/---

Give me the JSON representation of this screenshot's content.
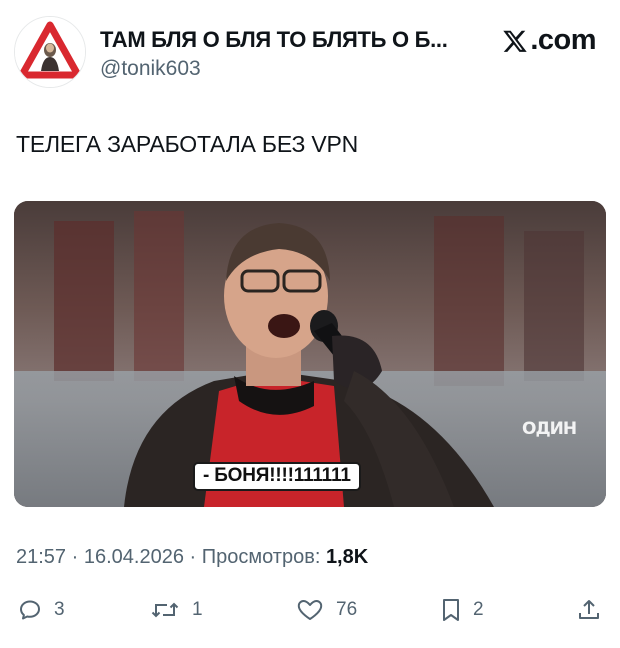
{
  "author": {
    "name": "ТАМ БЛЯ О БЛЯ ТО БЛЯТЬ О Б...",
    "handle": "@tonik603",
    "avatar_icon": "warning-sign-avatar"
  },
  "brand": {
    "label": ".com",
    "icon": "x-logo-icon"
  },
  "tweet": {
    "text": "ТЕЛЕГА ЗАРАБОТАЛА БЕЗ VPN"
  },
  "media": {
    "caption": "- БОНЯ!!!!111111",
    "channel_logo": "ОДИН"
  },
  "meta": {
    "time": "21:57",
    "separator1": " · ",
    "date": "16.04.2026",
    "separator2": " · ",
    "views_label": "Просмотров: ",
    "views_count": "1,8K"
  },
  "actions": {
    "replies": "3",
    "retweets": "1",
    "likes": "76",
    "bookmarks": "2"
  },
  "colors": {
    "text_primary": "#0f1419",
    "text_secondary": "#536471",
    "warning_red": "#d9282f"
  }
}
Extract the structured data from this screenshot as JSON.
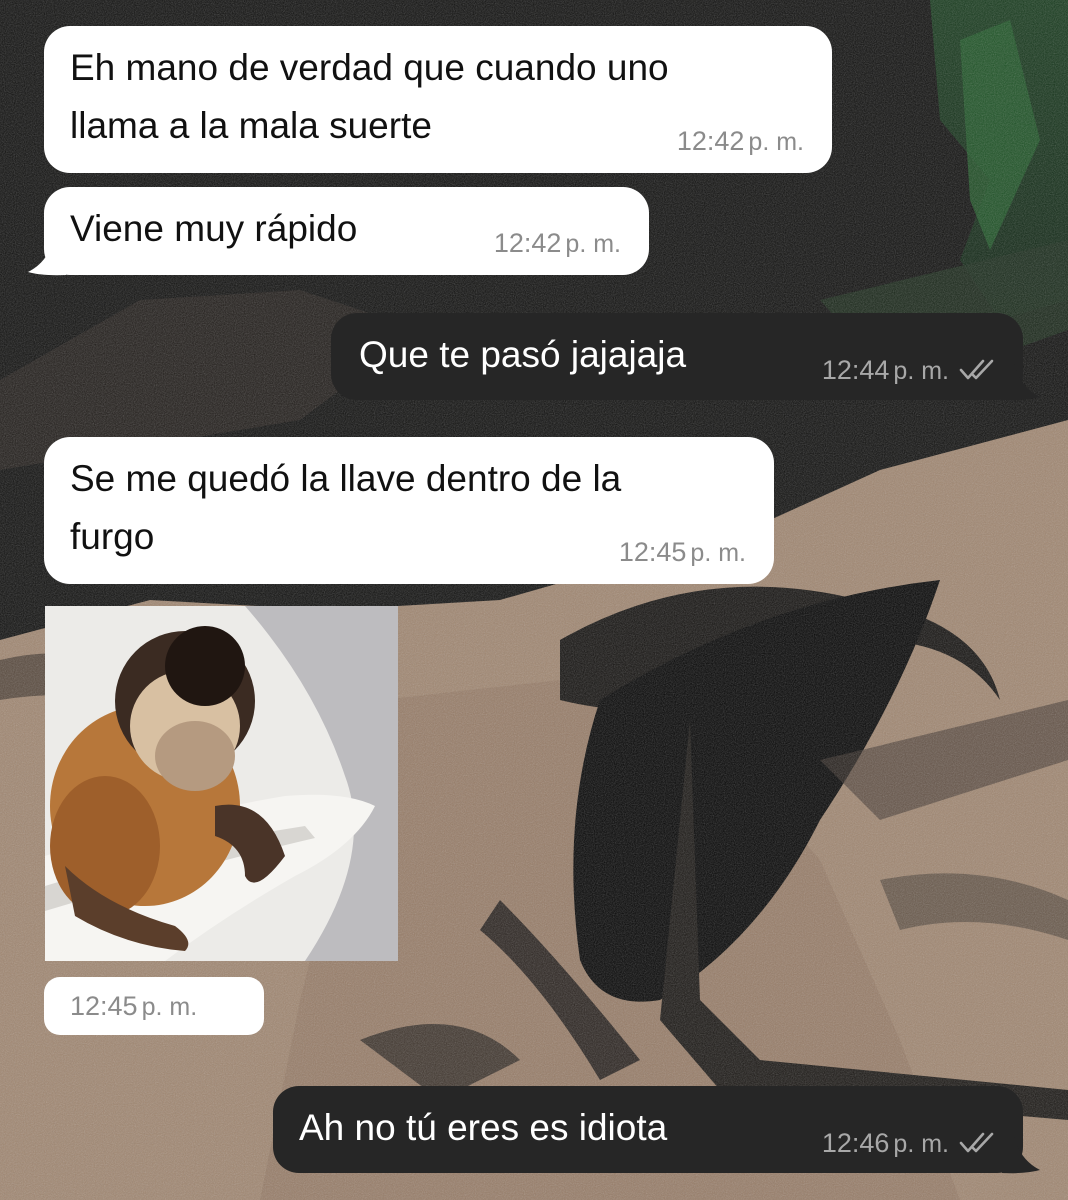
{
  "messages": [
    {
      "direction": "incoming",
      "lines": [
        "Eh mano de verdad que cuando uno",
        "llama a la mala suerte"
      ],
      "time": "12:42",
      "ampm": "p. m."
    },
    {
      "direction": "incoming",
      "lines": [
        "Viene muy rápido"
      ],
      "time": "12:42",
      "ampm": "p. m."
    },
    {
      "direction": "outgoing",
      "lines": [
        "Que te pasó jajajaja"
      ],
      "time": "12:44",
      "ampm": "p. m.",
      "status_icon": "double-check-icon"
    },
    {
      "direction": "incoming",
      "lines": [
        "Se me quedó la llave dentro de la",
        "furgo"
      ],
      "time": "12:45",
      "ampm": "p. m."
    },
    {
      "direction": "incoming",
      "type": "image",
      "image_subject": "monkey-in-bathtub",
      "time": "12:45",
      "ampm": "p. m."
    },
    {
      "direction": "outgoing",
      "lines": [
        "Ah no tú eres es idiota"
      ],
      "time": "12:46",
      "ampm": "p. m.",
      "status_icon": "double-check-icon"
    }
  ],
  "colors": {
    "incoming_bubble": "#ffffff",
    "outgoing_bubble": "#262626",
    "incoming_text": "#111111",
    "outgoing_text": "#ffffff",
    "timestamp": "#8b8b8b"
  }
}
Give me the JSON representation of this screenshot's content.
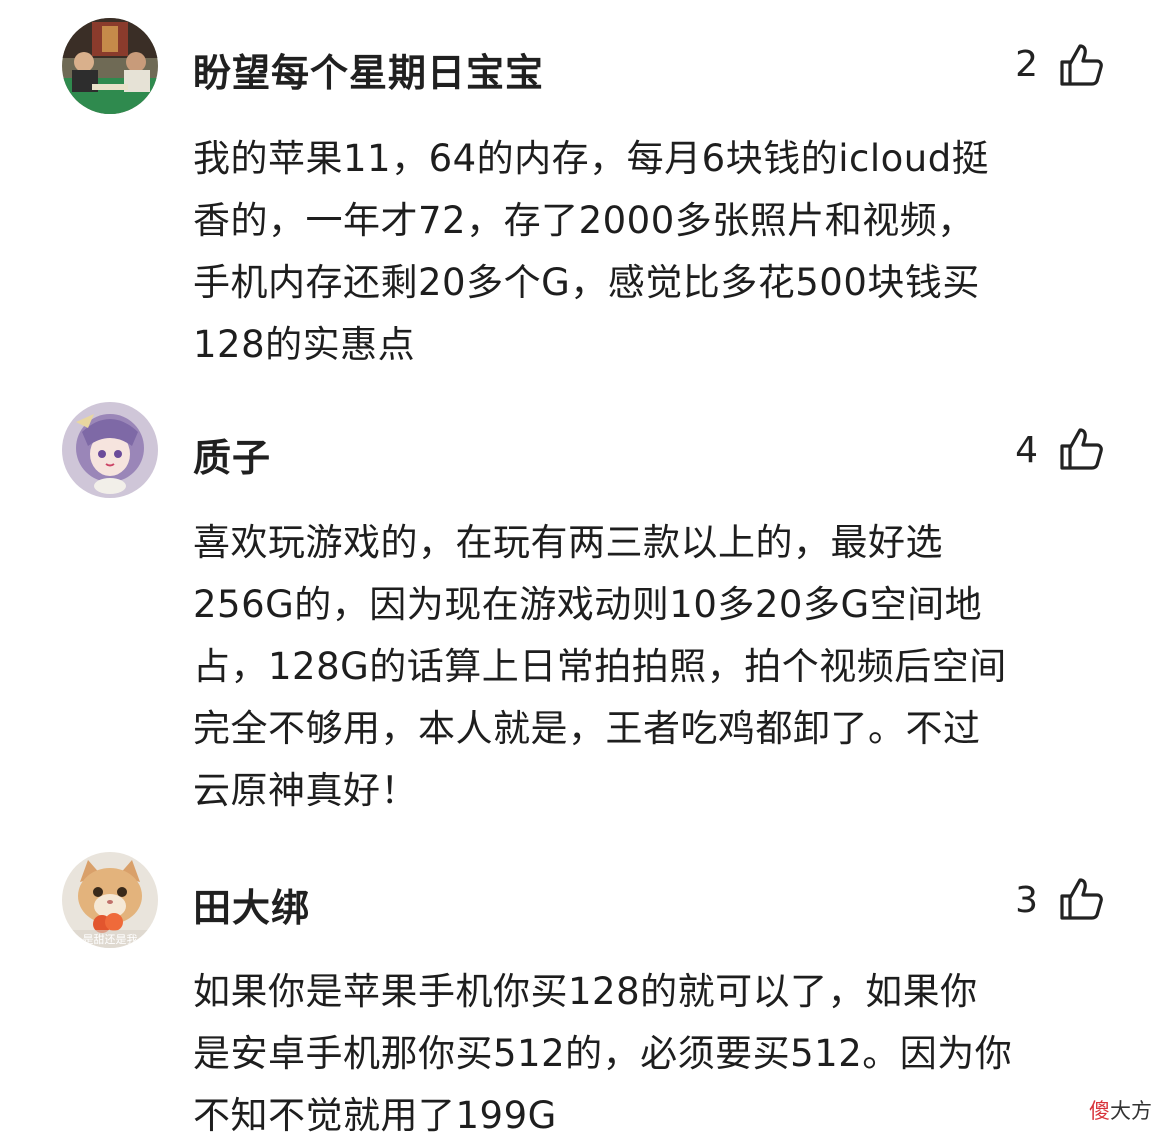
{
  "comments": [
    {
      "username": "盼望每个星期日宝宝",
      "likes": "2",
      "avatar_icon": "avatar-photo-two-men",
      "lines": [
        "我的苹果11，64的内存，每月6块钱的icloud挺",
        "香的，一年才72，存了2000多张照片和视频，",
        "手机内存还剩20多个G，感觉比多花500块钱买",
        "128的实惠点"
      ]
    },
    {
      "username": "质子",
      "likes": "4",
      "avatar_icon": "avatar-anime-girl",
      "lines": [
        "喜欢玩游戏的，在玩有两三款以上的，最好选",
        "256G的，因为现在游戏动则10多20多G空间地",
        "占，128G的话算上日常拍拍照，拍个视频后空间",
        "完全不够用，本人就是，王者吃鸡都卸了。不过",
        "云原神真好！"
      ]
    },
    {
      "username": "田大绑",
      "likes": "3",
      "avatar_icon": "avatar-cat",
      "avatar_caption": "是甜还是我",
      "lines": [
        "如果你是苹果手机你买128的就可以了，如果你",
        "是安卓手机那你买512的，必须要买512。因为你",
        "不知不觉就用了199G"
      ]
    }
  ],
  "watermark": {
    "first_char": "傻",
    "rest": "大方"
  },
  "colors": {
    "text": "#1e1e1e",
    "watermark_accent": "#d8333a"
  }
}
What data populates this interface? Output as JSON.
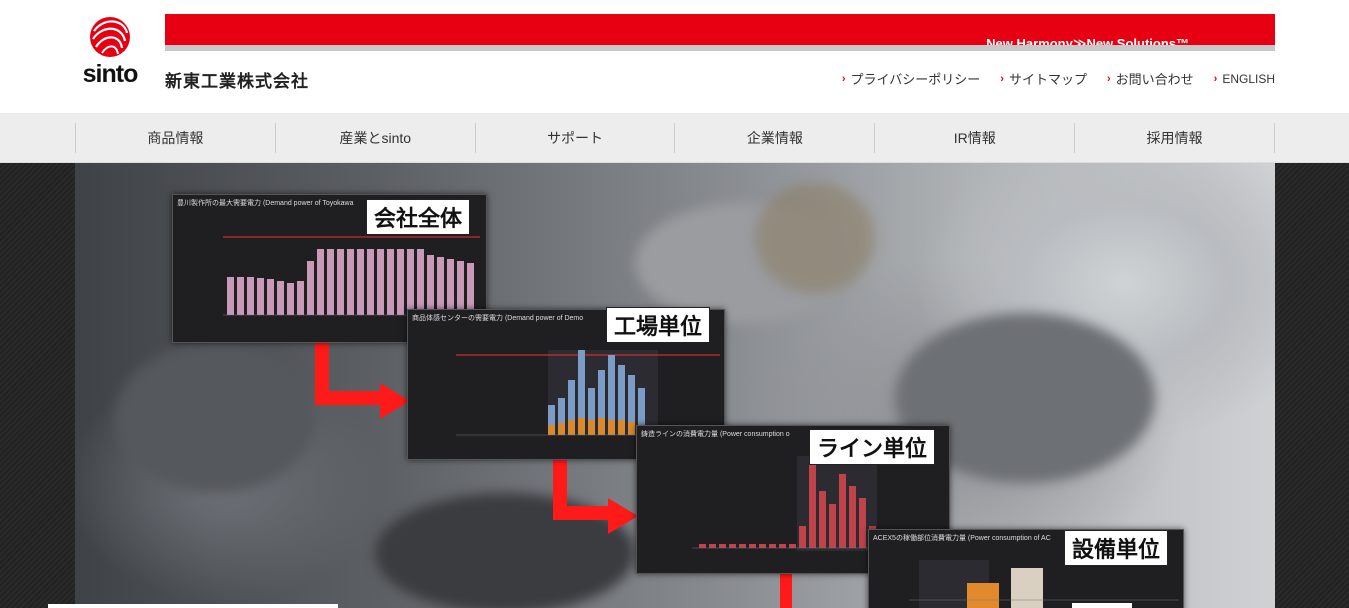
{
  "header": {
    "logo_text": "sinto",
    "company_name": "新東工業株式会社",
    "tagline": "New Harmony≫New Solutions™",
    "links": [
      {
        "label": "プライバシーポリシー"
      },
      {
        "label": "サイトマップ"
      },
      {
        "label": "お問い合わせ"
      },
      {
        "label": "ENGLISH"
      }
    ]
  },
  "nav": {
    "items": [
      {
        "label": "商品情報"
      },
      {
        "label": "産業とsinto"
      },
      {
        "label": "サポート"
      },
      {
        "label": "企業情報"
      },
      {
        "label": "IR情報"
      },
      {
        "label": "採用情報"
      }
    ]
  },
  "hero": {
    "panels": [
      {
        "title": "豊川製作所の最大需要電力 (Demand power of Toyokawa",
        "label": "会社全体"
      },
      {
        "title": "商品体感センターの需要電力 (Demand power of Demo",
        "label": "工場単位"
      },
      {
        "title": "鋳造ラインの消費電力量 (Power consumption o",
        "label": "ライン単位"
      },
      {
        "title": "ACEX5の稼働部位消費電力量 (Power consumption of AC",
        "label": "設備単位"
      }
    ]
  },
  "colors": {
    "brand_red": "#e60012"
  }
}
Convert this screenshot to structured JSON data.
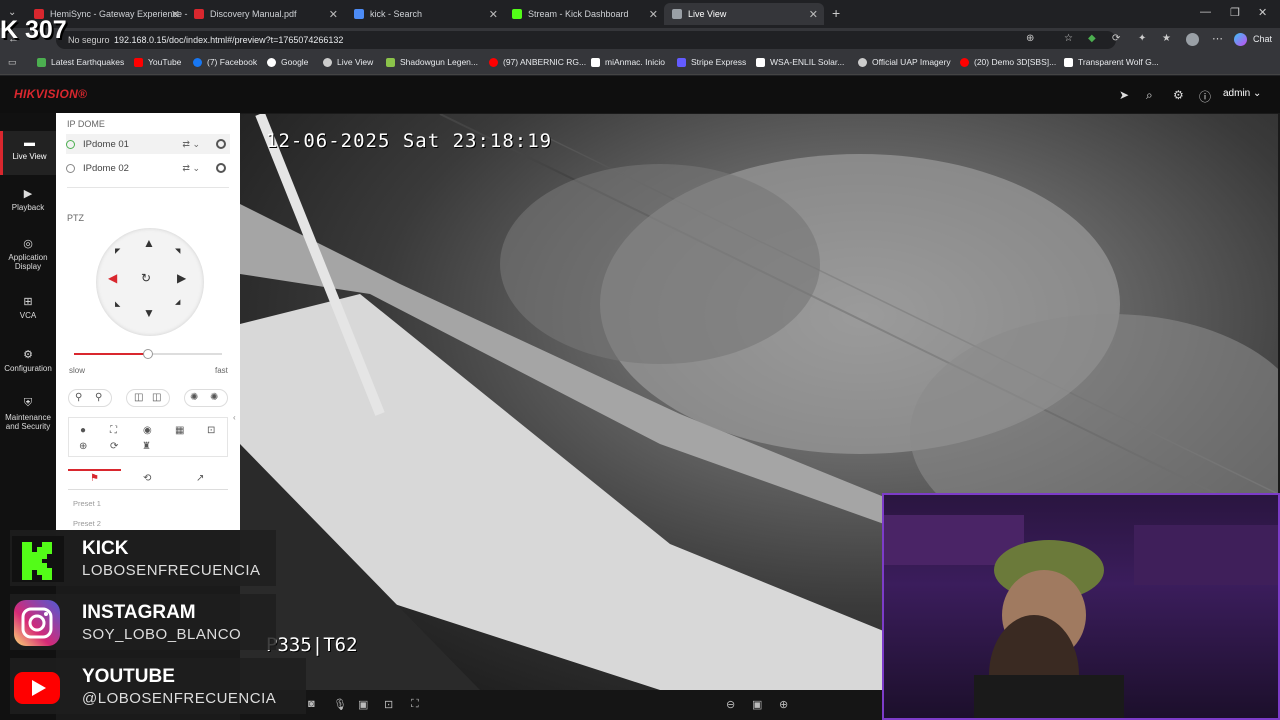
{
  "stream_overlay": {
    "corner_logo_text": "K 307",
    "socials": [
      {
        "title": "KICK",
        "handle": "LOBOSENFRECUENCIA"
      },
      {
        "title": "INSTAGRAM",
        "handle": "SOY_LOBO_BLANCO"
      },
      {
        "title": "YOUTUBE",
        "handle": "@LOBOSENFRECUENCIA"
      }
    ]
  },
  "browser": {
    "tabs": [
      {
        "label": "HemiSync - Gateway Experience -",
        "color": "#d9272e"
      },
      {
        "label": "Discovery Manual.pdf",
        "color": "#d9272e"
      },
      {
        "label": "kick - Search",
        "color": "#4c8bf5"
      },
      {
        "label": "Stream - Kick Dashboard",
        "color": "#53fc18"
      },
      {
        "label": "Live View",
        "color": "#9aa0a6"
      }
    ],
    "new_tab": "+",
    "url_security": "No seguro",
    "url": "192.168.0.15/doc/index.html#/preview?t=1765074266132",
    "chat_label": "Chat",
    "bookmarks": [
      {
        "label": "Latest Earthquakes",
        "color": "#4caf50"
      },
      {
        "label": "YouTube",
        "color": "#ff0000"
      },
      {
        "label": "(7) Facebook",
        "color": "#1877f2"
      },
      {
        "label": "Google",
        "color": "#ffffff"
      },
      {
        "label": "Live View",
        "color": "#cccccc"
      },
      {
        "label": "Shadowgun Legen...",
        "color": "#8bc34a"
      },
      {
        "label": "(97) ANBERNIC RG...",
        "color": "#ff0000"
      },
      {
        "label": "miAnmac. Inicio",
        "color": "#ffffff"
      },
      {
        "label": "Stripe Express",
        "color": "#635bff"
      },
      {
        "label": "WSA-ENLIL Solar...",
        "color": "#ffffff"
      },
      {
        "label": "Official UAP Imagery",
        "color": "#cccccc"
      },
      {
        "label": "(20) Demo 3D[SBS]...",
        "color": "#ff0000"
      },
      {
        "label": "Transparent Wolf G...",
        "color": "#ffffff"
      }
    ]
  },
  "app": {
    "brand": "HIKVISION®",
    "user": "admin",
    "nav": [
      {
        "label": "Live View",
        "icon": "monitor-icon"
      },
      {
        "label": "Playback",
        "icon": "playback-icon"
      },
      {
        "label": "Application Display",
        "icon": "application-icon"
      },
      {
        "label": "VCA",
        "icon": "vca-icon"
      },
      {
        "label": "Configuration",
        "icon": "gear-icon"
      },
      {
        "label": "Maintenance and Security",
        "icon": "shield-icon"
      }
    ],
    "camera_group": "IP DOME",
    "cameras": [
      "IPdome 01",
      "IPdome 02"
    ],
    "ptz_heading": "PTZ",
    "speed": {
      "slow": "slow",
      "fast": "fast",
      "level": 0.5
    },
    "presets": [
      "Preset 1",
      "Preset 2"
    ]
  },
  "video": {
    "timestamp": "12-06-2025 Sat 23:18:19",
    "ptz_position": "P335|T62"
  }
}
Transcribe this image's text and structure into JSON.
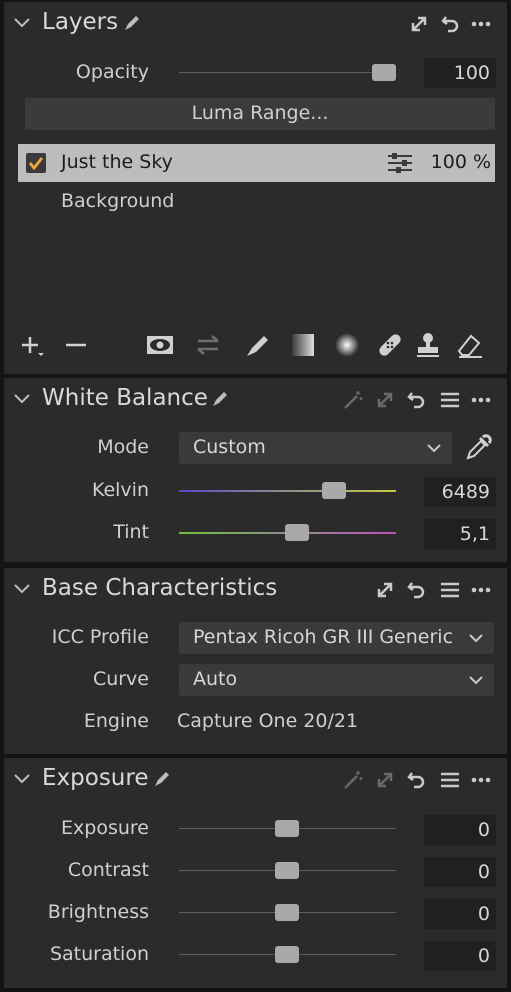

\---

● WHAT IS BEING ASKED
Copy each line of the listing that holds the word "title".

● EXERCISE OUTPUT
        "title": "豊川製作所の最大需要電力 (Demand power of Toyokawa",
        "title": "商品体感センターの需要電力 (Demand power of Demo",
        "title": "鋳造ラインの消費電力量 (Power consumption o",
        "title": "ACEX5の稼働部位消費電力量 (Power consumption of AC",
        "title": "KICK",
        "title": "INSTAGRAM",
        "title": "YOUTUBE",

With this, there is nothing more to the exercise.